--- Extracted information ---
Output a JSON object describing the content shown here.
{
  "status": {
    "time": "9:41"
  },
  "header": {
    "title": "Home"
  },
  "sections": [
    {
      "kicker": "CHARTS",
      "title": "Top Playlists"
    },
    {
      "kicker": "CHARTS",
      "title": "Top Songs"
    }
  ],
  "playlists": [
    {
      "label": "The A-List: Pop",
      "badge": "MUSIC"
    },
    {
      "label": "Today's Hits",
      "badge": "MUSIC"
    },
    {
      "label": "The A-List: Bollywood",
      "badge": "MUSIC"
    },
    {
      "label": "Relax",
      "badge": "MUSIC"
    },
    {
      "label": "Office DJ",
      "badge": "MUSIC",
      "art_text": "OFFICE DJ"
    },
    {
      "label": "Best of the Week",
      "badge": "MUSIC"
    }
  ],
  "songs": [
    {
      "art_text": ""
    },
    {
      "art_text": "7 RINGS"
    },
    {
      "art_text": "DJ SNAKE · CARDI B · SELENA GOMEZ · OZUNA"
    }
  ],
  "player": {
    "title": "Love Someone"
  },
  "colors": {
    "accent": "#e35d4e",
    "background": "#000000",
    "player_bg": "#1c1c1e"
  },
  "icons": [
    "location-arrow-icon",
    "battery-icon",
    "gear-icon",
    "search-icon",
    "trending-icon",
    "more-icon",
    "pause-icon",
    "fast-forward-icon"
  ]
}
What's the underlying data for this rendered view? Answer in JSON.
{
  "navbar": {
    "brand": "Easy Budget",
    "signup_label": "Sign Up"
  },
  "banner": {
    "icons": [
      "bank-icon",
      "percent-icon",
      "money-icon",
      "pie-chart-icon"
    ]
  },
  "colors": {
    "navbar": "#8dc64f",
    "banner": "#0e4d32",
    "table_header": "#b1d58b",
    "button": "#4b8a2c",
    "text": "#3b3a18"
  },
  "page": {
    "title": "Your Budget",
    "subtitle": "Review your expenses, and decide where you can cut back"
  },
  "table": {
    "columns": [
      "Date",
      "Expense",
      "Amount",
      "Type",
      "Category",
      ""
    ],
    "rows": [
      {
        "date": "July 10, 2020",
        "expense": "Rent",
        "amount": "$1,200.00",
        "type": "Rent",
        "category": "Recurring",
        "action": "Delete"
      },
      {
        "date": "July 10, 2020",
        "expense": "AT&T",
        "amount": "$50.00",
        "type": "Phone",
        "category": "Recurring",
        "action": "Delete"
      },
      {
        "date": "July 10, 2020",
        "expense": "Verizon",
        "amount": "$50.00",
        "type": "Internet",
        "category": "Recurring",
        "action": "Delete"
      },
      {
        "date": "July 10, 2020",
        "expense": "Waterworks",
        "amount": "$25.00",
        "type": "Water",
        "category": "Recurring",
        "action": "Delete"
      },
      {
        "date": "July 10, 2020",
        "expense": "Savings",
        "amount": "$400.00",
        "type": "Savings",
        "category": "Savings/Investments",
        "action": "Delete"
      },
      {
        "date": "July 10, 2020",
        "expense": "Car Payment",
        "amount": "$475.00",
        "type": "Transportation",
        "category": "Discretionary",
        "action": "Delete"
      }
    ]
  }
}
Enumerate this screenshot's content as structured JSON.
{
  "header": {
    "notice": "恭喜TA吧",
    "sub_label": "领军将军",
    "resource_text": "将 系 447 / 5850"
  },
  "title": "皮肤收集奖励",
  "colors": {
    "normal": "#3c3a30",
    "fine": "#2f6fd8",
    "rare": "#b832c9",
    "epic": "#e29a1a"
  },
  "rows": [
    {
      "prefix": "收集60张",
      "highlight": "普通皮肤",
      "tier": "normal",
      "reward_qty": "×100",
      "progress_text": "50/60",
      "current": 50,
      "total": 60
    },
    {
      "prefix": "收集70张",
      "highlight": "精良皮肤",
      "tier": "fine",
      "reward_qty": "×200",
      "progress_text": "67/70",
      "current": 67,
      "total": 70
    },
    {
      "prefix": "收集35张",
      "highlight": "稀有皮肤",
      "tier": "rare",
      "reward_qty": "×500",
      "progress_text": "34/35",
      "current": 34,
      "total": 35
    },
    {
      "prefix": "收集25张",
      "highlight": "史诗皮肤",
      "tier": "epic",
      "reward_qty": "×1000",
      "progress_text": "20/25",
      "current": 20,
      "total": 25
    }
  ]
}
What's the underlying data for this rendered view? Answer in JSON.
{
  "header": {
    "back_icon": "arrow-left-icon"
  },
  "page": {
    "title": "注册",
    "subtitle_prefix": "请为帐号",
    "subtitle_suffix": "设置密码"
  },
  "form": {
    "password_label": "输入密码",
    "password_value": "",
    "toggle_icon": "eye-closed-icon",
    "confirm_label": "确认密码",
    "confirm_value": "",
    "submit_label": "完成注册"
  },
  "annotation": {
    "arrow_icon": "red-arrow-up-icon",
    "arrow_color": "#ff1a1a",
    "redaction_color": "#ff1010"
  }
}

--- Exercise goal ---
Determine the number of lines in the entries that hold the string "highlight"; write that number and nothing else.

--- Output of the exercise ---
4